Chief reports city crime decline; some residents still scared for lives

Posted: 7:44 PM, Jul 14, 2015
Updated: 2015-07-14 19:44:32-04
Chief reports city crime decline; some residents still scared for lives

RICHMOND, Va. – Although Richmond city has seen a drop in homicides, down 26% from 2014, there are still residents in some part of the city who fear for their safety.

A bullet hole marks the spot of a violent Sunday afternoon at Woodland's Crossing apartments.

"This is really terrible people shouldn't have to come home to this," said Debbie Harris-Britton.

"When I saw it…I was like oh my God. That's all I could say -- that could've been somebody in my house being shot," said Harris-Britton.

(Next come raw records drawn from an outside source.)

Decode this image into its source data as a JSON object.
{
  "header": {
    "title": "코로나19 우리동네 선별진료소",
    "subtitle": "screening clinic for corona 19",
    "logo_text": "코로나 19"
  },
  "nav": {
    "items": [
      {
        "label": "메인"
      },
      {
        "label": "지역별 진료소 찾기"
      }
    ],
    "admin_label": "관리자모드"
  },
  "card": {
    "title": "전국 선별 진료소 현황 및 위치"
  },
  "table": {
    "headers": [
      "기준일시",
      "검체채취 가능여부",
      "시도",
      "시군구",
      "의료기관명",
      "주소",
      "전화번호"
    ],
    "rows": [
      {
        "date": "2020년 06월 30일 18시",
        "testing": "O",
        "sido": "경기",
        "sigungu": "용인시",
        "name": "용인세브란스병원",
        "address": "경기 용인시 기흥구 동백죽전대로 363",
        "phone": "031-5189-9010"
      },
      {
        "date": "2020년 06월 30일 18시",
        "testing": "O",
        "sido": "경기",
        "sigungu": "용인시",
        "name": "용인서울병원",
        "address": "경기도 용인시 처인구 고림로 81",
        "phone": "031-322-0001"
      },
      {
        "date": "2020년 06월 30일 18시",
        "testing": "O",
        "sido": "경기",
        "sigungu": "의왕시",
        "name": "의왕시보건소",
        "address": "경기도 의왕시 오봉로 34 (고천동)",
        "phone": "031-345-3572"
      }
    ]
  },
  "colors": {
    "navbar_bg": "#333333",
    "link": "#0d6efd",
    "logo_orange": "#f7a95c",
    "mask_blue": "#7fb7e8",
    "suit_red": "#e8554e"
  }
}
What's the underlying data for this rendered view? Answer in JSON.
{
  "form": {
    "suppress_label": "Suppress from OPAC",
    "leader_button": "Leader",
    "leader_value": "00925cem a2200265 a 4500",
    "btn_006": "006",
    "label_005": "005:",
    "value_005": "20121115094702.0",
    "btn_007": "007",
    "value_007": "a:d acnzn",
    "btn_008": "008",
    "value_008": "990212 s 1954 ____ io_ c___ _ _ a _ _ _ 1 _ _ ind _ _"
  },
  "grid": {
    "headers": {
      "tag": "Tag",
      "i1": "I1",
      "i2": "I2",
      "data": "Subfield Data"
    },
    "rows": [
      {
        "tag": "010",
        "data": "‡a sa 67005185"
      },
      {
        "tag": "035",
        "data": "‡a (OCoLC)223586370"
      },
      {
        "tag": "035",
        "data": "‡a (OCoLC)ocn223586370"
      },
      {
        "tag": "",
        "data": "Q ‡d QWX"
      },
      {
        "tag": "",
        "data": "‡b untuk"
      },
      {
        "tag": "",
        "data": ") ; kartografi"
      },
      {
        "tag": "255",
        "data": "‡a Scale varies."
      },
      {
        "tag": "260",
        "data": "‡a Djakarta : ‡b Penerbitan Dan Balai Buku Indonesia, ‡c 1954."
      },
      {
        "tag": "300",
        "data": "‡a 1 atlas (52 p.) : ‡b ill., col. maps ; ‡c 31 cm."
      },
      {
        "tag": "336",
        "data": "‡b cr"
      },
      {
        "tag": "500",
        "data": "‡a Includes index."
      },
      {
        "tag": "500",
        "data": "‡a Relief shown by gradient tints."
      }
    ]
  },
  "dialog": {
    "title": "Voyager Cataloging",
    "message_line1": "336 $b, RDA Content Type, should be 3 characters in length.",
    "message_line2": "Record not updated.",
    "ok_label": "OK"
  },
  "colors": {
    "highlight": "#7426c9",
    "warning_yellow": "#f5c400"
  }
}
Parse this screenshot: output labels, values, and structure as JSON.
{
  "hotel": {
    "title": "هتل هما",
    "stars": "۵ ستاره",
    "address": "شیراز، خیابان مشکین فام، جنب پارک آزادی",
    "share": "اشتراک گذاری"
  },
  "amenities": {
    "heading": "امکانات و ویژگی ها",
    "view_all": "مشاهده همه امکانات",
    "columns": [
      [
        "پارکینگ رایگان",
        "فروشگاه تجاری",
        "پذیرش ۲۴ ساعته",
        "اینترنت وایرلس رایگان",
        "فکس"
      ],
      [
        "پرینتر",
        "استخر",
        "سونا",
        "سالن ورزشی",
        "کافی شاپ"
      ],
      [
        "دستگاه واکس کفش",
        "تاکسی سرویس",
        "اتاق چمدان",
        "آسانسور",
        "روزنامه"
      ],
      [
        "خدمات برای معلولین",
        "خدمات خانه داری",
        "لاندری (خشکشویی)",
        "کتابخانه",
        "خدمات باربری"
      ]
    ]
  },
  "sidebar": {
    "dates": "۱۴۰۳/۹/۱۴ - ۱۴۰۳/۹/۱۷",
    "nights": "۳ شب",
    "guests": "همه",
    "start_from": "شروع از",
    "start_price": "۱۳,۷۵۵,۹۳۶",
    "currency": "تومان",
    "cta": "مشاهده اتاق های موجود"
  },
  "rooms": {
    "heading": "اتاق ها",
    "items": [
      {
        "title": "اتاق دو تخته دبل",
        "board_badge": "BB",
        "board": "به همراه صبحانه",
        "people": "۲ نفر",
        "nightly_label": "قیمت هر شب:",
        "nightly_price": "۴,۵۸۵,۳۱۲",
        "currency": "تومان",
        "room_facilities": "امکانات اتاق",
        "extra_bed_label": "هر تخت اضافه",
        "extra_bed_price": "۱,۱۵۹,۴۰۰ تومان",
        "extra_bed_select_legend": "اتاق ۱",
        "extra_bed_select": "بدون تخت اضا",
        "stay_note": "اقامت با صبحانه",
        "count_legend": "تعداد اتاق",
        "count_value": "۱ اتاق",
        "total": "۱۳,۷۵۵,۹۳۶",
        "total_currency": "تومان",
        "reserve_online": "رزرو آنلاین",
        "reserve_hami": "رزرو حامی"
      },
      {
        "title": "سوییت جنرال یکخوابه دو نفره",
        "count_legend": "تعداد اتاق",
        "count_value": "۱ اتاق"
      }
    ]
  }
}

Harris-Britton says residents have been putting up with shootings and other crimes in this apartment complex for months, and not everybody reports the crimes – because they are scared.

“Because I am afraid I will be the next victim when I walk out of my door," said Harris-Britton.

Harris-Britton said they hear random gunfire quite often at the apartment complex, and added this is not the first time an apartment has been hit by stray bullets.

But crime is not happening in every Richmond neighborhood.

"The citizens of Richmond should be proud, very proud of their police department," said Chief Alfred Durham, Richmond Police.

Tuesday, Mayor Dwight Jones and Chief Durham announced that major crimes are down by 26 percent so far in 2015, compared to the same this time last year.

There were 17 homicides, 8 of them are still unsolved.

Every type of crime except for arson has seen a decline from the previous year’s statistics.

Chief Durham credits the low number of homicides to aggressive police force and citizens speaking up to help them solve crimes.

We questioned Chief Durham about the perceived plight of Woodland Crossing residents.

"We can't help them, if they're not helping themselves,” said Chief Durham. “We have to have the right information to deploy the resources to that community.”

"I'm tired of it. I can't deal with this anymore," said Harris Britton.